If your life is busy like mine, you don’t have time to spend in the gym, you need to follow a regime that is fast, yet effective. There are so many gym training regimens that can make your training experience overwhelming, but I’ve been using compound training for maximum growth for years!
What Is Compound training?
Compound exercises are multi-joint movements that work several muscles or muscle groups at one time. You can also do compound exercise that combine two exercises into one move to target even more muscles (for example, a lunge with a bicep curl)
When you strength train, you do mechanical damage (damage to the muscle fibers) and the metabolic damage (when you fatigue the muscles by depleting their energy stores). This damage is good, it signals a hormonal response that kicks in during the recovery period after your workout. The body releases growth hormone, testosterone, and insulin-like growth factors. Which help replenish energy stores and repair structural damage to the fibers.
I would say choosing compound exercise is time effective. If you have a limited amount of time to exercise, you will work more muscles and build sizes by focusing on hitting more muscle at one time.
Other benefits Include:
- Improved strength
- Gained muscle mass
- Maintaining a higher heart rate throughout your workout, providing you with cardiovascular benefits
3 of My Favorite Compound Exercises
- Stand with barbell on floor, feet hip-width apart, toes under bar.
- Drive hips back, keeping your core tight and your spine neutral as you squat down. Your back should remain flat not curved.
- Grasp the bar with your hands. Your hands should be placed on the bar slightly wider than your thighs.
- Keep knees soft and out through your heels as you start to lift.
- Pull the bar up so your hips and the bar rise at the same time, keeping the bar close to your body as you lift.
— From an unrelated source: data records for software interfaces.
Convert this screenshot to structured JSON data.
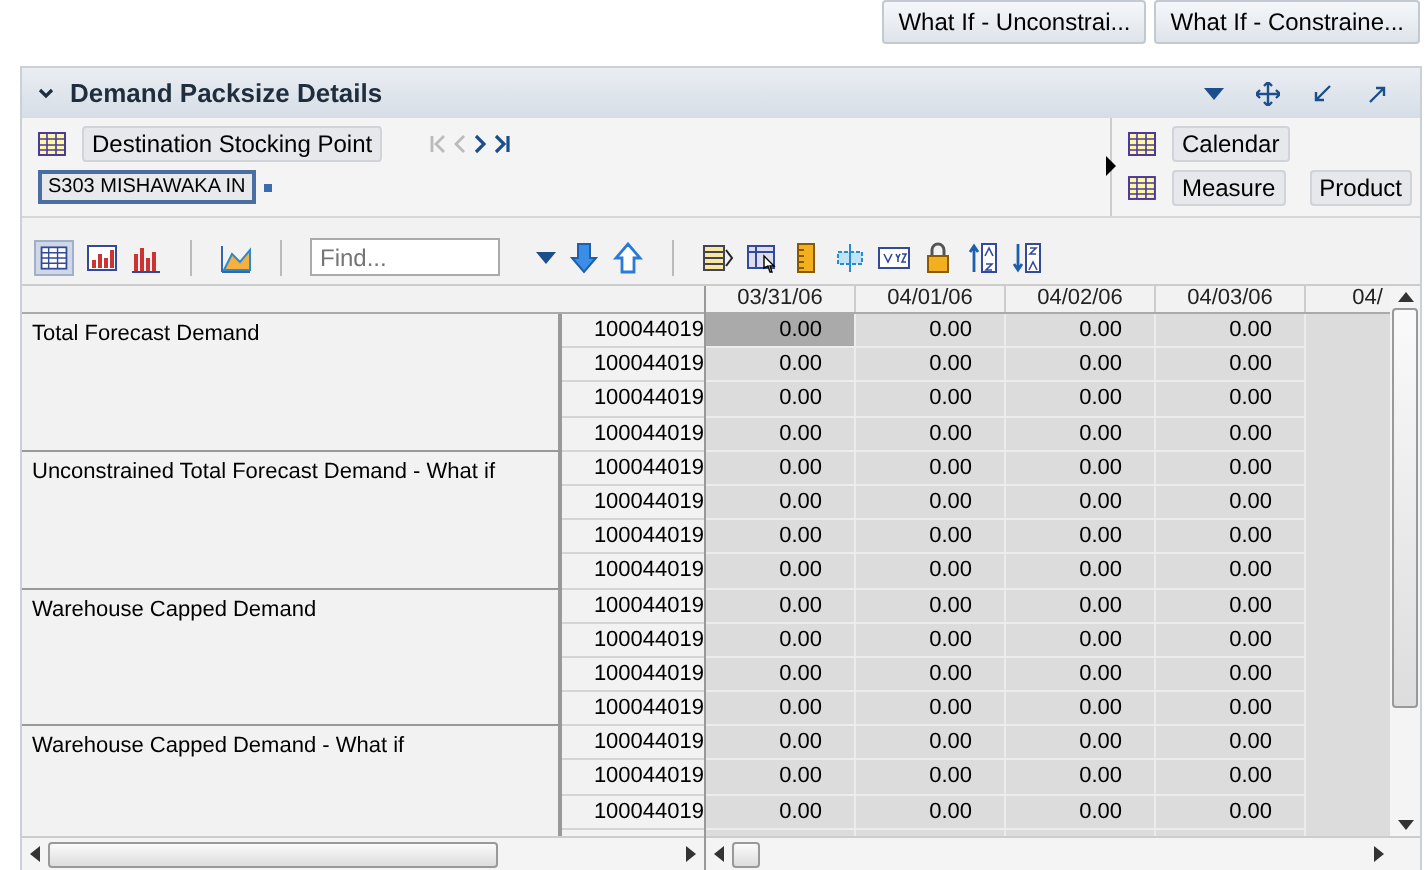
{
  "top_buttons": [
    "What If - Unconstrai...",
    "What If - Constraine..."
  ],
  "panel": {
    "title": "Demand Packsize Details",
    "context": {
      "dimension": "Destination Stocking Point",
      "value": "S303 MISHAWAKA IN",
      "right_dimensions": [
        "Calendar",
        "Measure",
        "Product"
      ]
    },
    "toolbar": {
      "find_placeholder": "Find..."
    },
    "grid": {
      "columns": [
        "03/31/06",
        "04/01/06",
        "04/02/06",
        "04/03/06",
        "04/"
      ],
      "groups": [
        {
          "label": "Total Forecast Demand",
          "rows": [
            {
              "id": "100044019",
              "cells": [
                {
                  "value": "0.00",
                  "selected": true
                },
                {
                  "value": "0.00",
                  "selected": false
                },
                {
                  "value": "0.00",
                  "selected": false
                },
                {
                  "value": "0.00",
                  "selected": false
                }
              ]
            },
            {
              "id": "100044019",
              "cells": [
                {
                  "value": "0.00",
                  "selected": false
                },
                {
                  "value": "0.00",
                  "selected": false
                },
                {
                  "value": "0.00",
                  "selected": false
                },
                {
                  "value": "0.00",
                  "selected": false
                }
              ]
            },
            {
              "id": "100044019",
              "cells": [
                {
                  "value": "0.00",
                  "selected": false
                },
                {
                  "value": "0.00",
                  "selected": false
                },
                {
                  "value": "0.00",
                  "selected": false
                },
                {
                  "value": "0.00",
                  "selected": false
                }
              ]
            },
            {
              "id": "100044019",
              "cells": [
                {
                  "value": "0.00",
                  "selected": false
                },
                {
                  "value": "0.00",
                  "selected": false
                },
                {
                  "value": "0.00",
                  "selected": false
                },
                {
                  "value": "0.00",
                  "selected": false
                }
              ]
            }
          ]
        },
        {
          "label": "Unconstrained Total Forecast Demand - What if",
          "rows": [
            {
              "id": "100044019",
              "cells": [
                {
                  "value": "0.00",
                  "selected": false
                },
                {
                  "value": "0.00",
                  "selected": false
                },
                {
                  "value": "0.00",
                  "selected": false
                },
                {
                  "value": "0.00",
                  "selected": false
                }
              ]
            },
            {
              "id": "100044019",
              "cells": [
                {
                  "value": "0.00",
                  "selected": false
                },
                {
                  "value": "0.00",
                  "selected": false
                },
                {
                  "value": "0.00",
                  "selected": false
                },
                {
                  "value": "0.00",
                  "selected": false
                }
              ]
            },
            {
              "id": "100044019",
              "cells": [
                {
                  "value": "0.00",
                  "selected": false
                },
                {
                  "value": "0.00",
                  "selected": false
                },
                {
                  "value": "0.00",
                  "selected": false
                },
                {
                  "value": "0.00",
                  "selected": false
                }
              ]
            },
            {
              "id": "100044019",
              "cells": [
                {
                  "value": "0.00",
                  "selected": false
                },
                {
                  "value": "0.00",
                  "selected": false
                },
                {
                  "value": "0.00",
                  "selected": false
                },
                {
                  "value": "0.00",
                  "selected": false
                }
              ]
            }
          ]
        },
        {
          "label": "Warehouse Capped Demand",
          "rows": [
            {
              "id": "100044019",
              "cells": [
                {
                  "value": "0.00",
                  "selected": false
                },
                {
                  "value": "0.00",
                  "selected": false
                },
                {
                  "value": "0.00",
                  "selected": false
                },
                {
                  "value": "0.00",
                  "selected": false
                }
              ]
            },
            {
              "id": "100044019",
              "cells": [
                {
                  "value": "0.00",
                  "selected": false
                },
                {
                  "value": "0.00",
                  "selected": false
                },
                {
                  "value": "0.00",
                  "selected": false
                },
                {
                  "value": "0.00",
                  "selected": false
                }
              ]
            },
            {
              "id": "100044019",
              "cells": [
                {
                  "value": "0.00",
                  "selected": false
                },
                {
                  "value": "0.00",
                  "selected": false
                },
                {
                  "value": "0.00",
                  "selected": false
                },
                {
                  "value": "0.00",
                  "selected": false
                }
              ]
            },
            {
              "id": "100044019",
              "cells": [
                {
                  "value": "0.00",
                  "selected": false
                },
                {
                  "value": "0.00",
                  "selected": false
                },
                {
                  "value": "0.00",
                  "selected": false
                },
                {
                  "value": "0.00",
                  "selected": false
                }
              ]
            }
          ]
        },
        {
          "label": "Warehouse Capped Demand - What if",
          "rows": [
            {
              "id": "100044019",
              "cells": [
                {
                  "value": "0.00",
                  "selected": false
                },
                {
                  "value": "0.00",
                  "selected": false
                },
                {
                  "value": "0.00",
                  "selected": false
                },
                {
                  "value": "0.00",
                  "selected": false
                }
              ]
            },
            {
              "id": "100044019",
              "cells": [
                {
                  "value": "0.00",
                  "selected": false
                },
                {
                  "value": "0.00",
                  "selected": false
                },
                {
                  "value": "0.00",
                  "selected": false
                },
                {
                  "value": "0.00",
                  "selected": false
                }
              ]
            },
            {
              "id": "100044019",
              "cells": [
                {
                  "value": "0.00",
                  "selected": false
                },
                {
                  "value": "0.00",
                  "selected": false
                },
                {
                  "value": "0.00",
                  "selected": false
                },
                {
                  "value": "0.00",
                  "selected": false
                }
              ]
            }
          ]
        }
      ]
    }
  }
}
- Finish in a tall stance with a glute squeeze at the top.
- Slowly lower the bar to the ground while hinging at the hips.
- Pull the bar up so your hips and the bar rise at the same time, keeping the bar close to your body.
- Start with feet slightly wider than hip-width, toes turned slightly out.
- Keep your chest up and out, engage your abdominals, and shift your weight back into you heels as you push your hips back.
- Lower yourself into a squat until your thighs are parallel or almost parallel to the floor. Your knees should remain aligned over your second toe.
- Keep your chest out and core tight as you push through your heels to stand back up to your starting position. Squeeze your glutes at the top.
Flat Bench Press
- Lay on the bench with your eyes under the bar.
- Grab the bar with a medium grip-width (thumbs around the bar!).
- Un-rack the bar by straightening your arms.
- Lower the bar to your mid-chest.
- Press the bar back until your arms are straight.